The Labor Day rescue of cats from an Augusta home has cat lovers stepping to the fore in the absence of action by county authorities.
Shirley’s Angels Animal Rescue has taken 15 cats to get treatment and find new homes after a visit they made along with Animal Control on Sept. 3 to a house near Augusta that had about 80 cats in and around it.
But a couple of important reasons kept Animal Control on the sidelines.
First, the animal shelter that opened last year on Dolan Drive in Augusta is only for dogs. Cats that are taken there are immediately euthanized.
“We don’t like to do that,” Animal Control Director Col. David Gee said, “but we don’t have a place to keep them.”
Second, no county ordinance limits the number of cats (or dogs) an owner can have.
“If I want 3 dogs, I want 3 dogs,” County Commission President Bob Hott said.
Moreover, the county doesn’t have a spay or neuter rule in place either. Hott noted that no health violation has been cited at the residence.
“Cats are a dilemma in this county,” Col. Gee said last week. “People feed them in the winter because they feel sorry for them, then call and want us to pick them up.”
When the animal shelter was on Gee’s farm, he took in cats and they stayed in the barn.
However, he noted, that in the years between 2012 and 2018, the shelter took in between 750 and 800 cats, but was only able to adopt out 16.
When the new shelter was built, it was only designed for dogs. County Clerk Eric Strite noted that none of the counties around Hampshire take cats either.
That puts the burden on groups like Shirley’s Angels, Furry Friends Needing Homes, Dakota’s Dream or Dawn’s Cat Sanctuary in Fort Ashby.
Shirley’s Angels placed 5 of the rescued kittens with Furry Friends and said over the weekend the rest are at Lost River Animal Clinic in Baker, all of which will need fostering.
“Until we can find somewhere for the ones we have now we have to hold off removing more from the house,” said Michell Taylor of Shirley’s Angels.
Her group will have cats at Tractor Supply in Romney from 10 a.m. to 2 p.m. Saturday for adoption.
Shirley’s Angels is seeking donations of supplies like old towels, cat carriers, cat beds, litter boxes and litter, Clorox wipes, bleach and laundry detergent.

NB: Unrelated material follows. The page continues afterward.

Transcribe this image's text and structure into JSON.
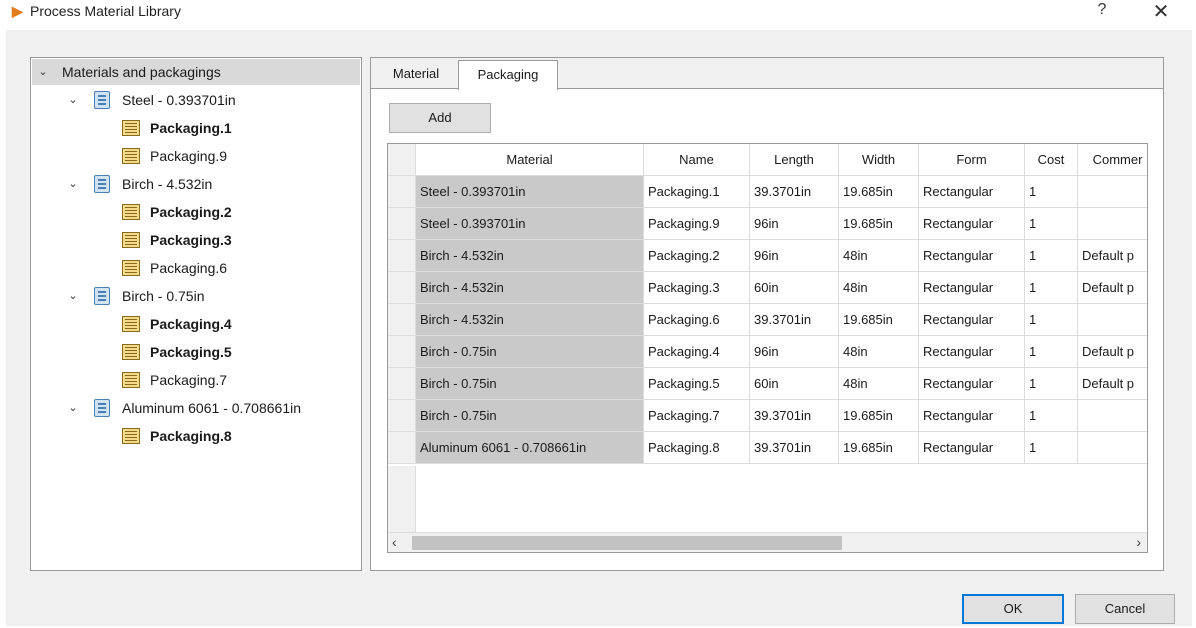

Donated items can be dropped off at Bank of Romney locations in Romney, Sunrise, Augusta and Capon Bridge, an effort organized by Chris Marshall of Capon Bridge.

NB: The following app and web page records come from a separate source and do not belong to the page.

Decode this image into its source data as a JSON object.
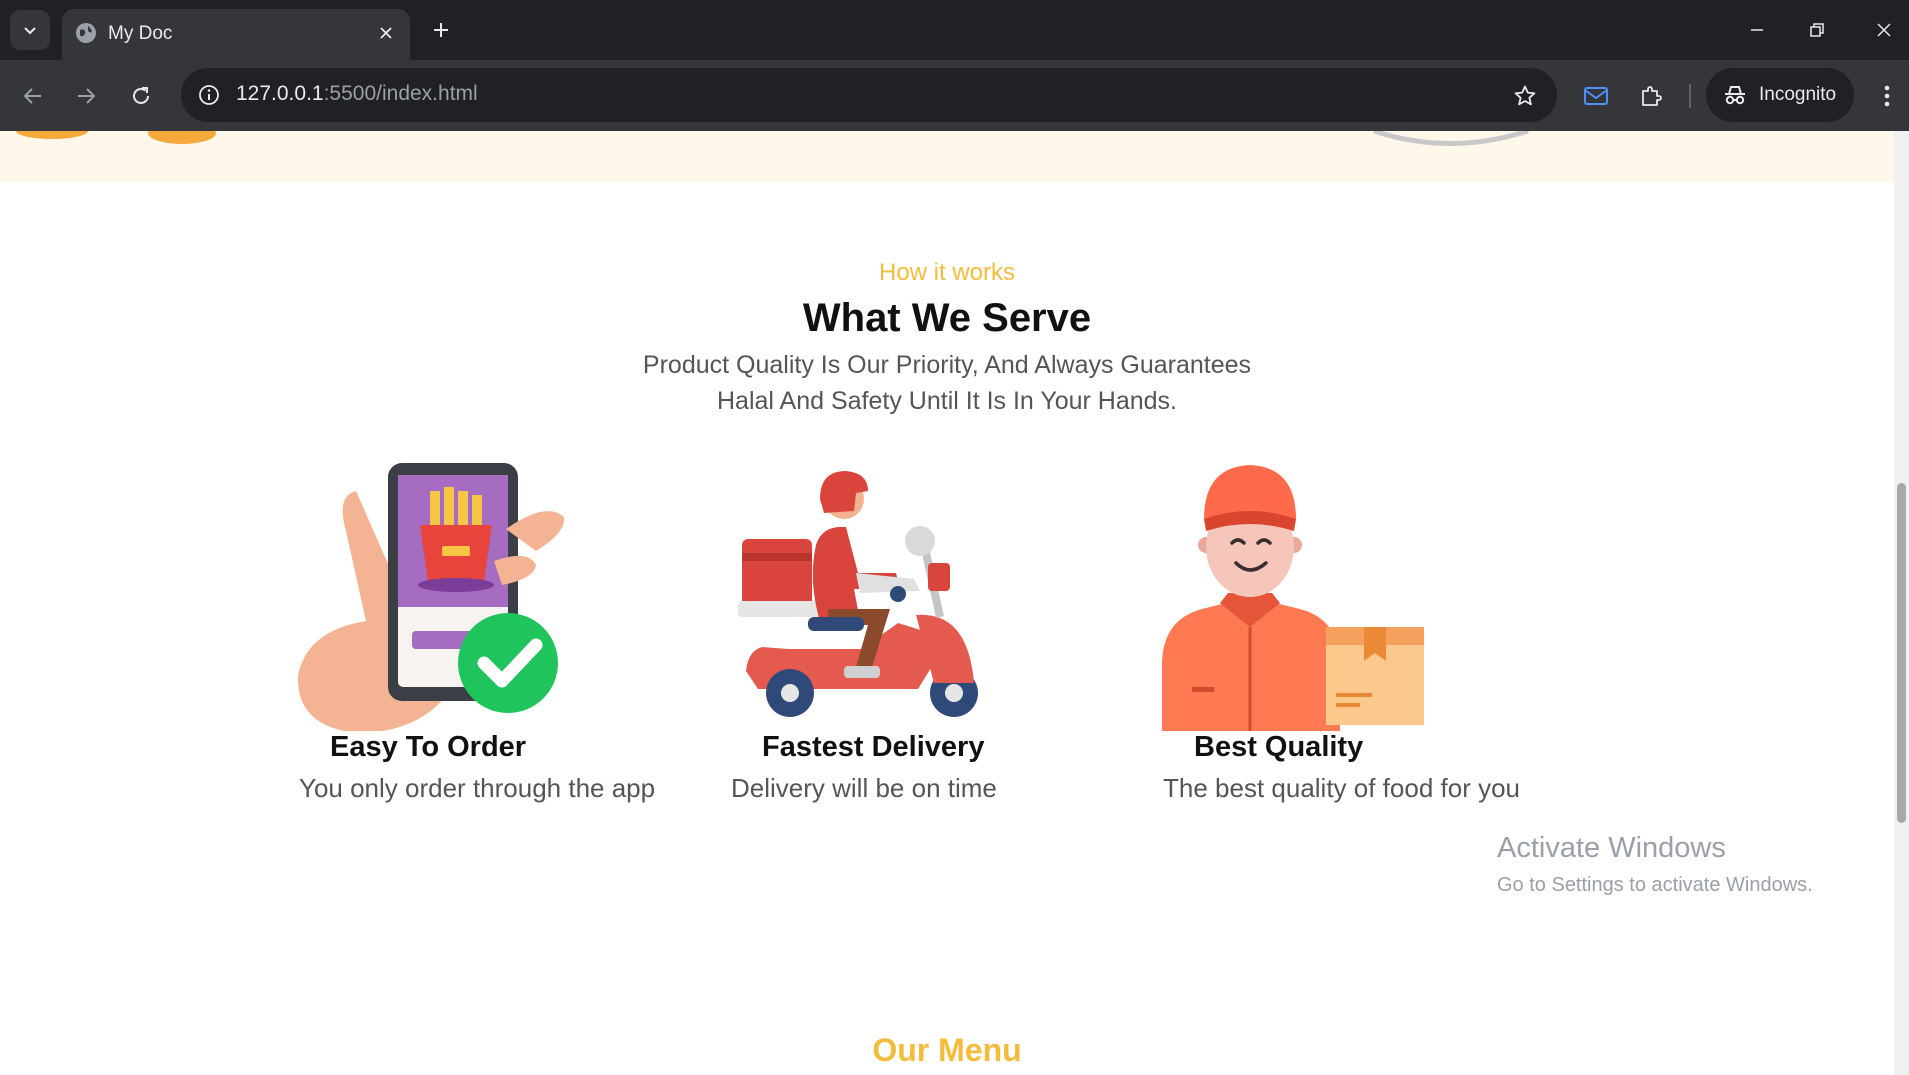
{
  "browser": {
    "tab_title": "My Doc",
    "url_host": "127.0.0.1",
    "url_path": ":5500/index.html",
    "incognito_label": "Incognito"
  },
  "section": {
    "eyebrow": "How it works",
    "headline": "What We Serve",
    "subtext_line1": "Product Quality Is Our Priority, And Always Guarantees",
    "subtext_line2": "Halal And Safety Until It Is In Your Hands."
  },
  "features": [
    {
      "icon": "phone-order-icon",
      "title": "Easy To Order",
      "desc": "You only order through the app"
    },
    {
      "icon": "scooter-delivery-icon",
      "title": "Fastest Delivery",
      "desc": "Delivery will be on time"
    },
    {
      "icon": "courier-box-icon",
      "title": "Best Quality",
      "desc": "The best quality of food for you"
    }
  ],
  "next_section": {
    "title": "Our Menu"
  },
  "os_watermark": {
    "title": "Activate Windows",
    "subtitle": "Go to Settings to activate Windows."
  },
  "colors": {
    "accent": "#f4bc3a",
    "hero_bg": "#fff8ea",
    "chrome_dark": "#202124",
    "chrome_mid": "#35363a"
  }
}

“This effort will require considerable resources of both money and supplies and they need your help,” she said in flyers she’s distributing.
Funds can also be sent directly to Lost River Animal Clinic for the “Augusta colony.” Lost River is spaying and neutring the cats brought in.
Taylor said all the “friendly” cats have been taken from the Augusta property. Now trapping will begin to capture feral cats and take them for spaying and neutering.
Col. Gee was critical of cats that are allowed to roam uncontrolled. They should be euthanized, he said, “because all they’re doing is reproducing.”
Hott said he didn’t see the county changing its rules on cats, in part because state law doesn’t address the issue.
He said the key to pet ownership isn’t with rules.
“The answer is being responsible,” he said, “but how do you make them responsible?”
He said Col. Gee “does as well as he can with his feral cats.”
Taylor of Shirley’s Angels said Animal Control was great to work with.
“There aren’t a lot of options for cats here,” she said, “and they don’t want to have euthanize.”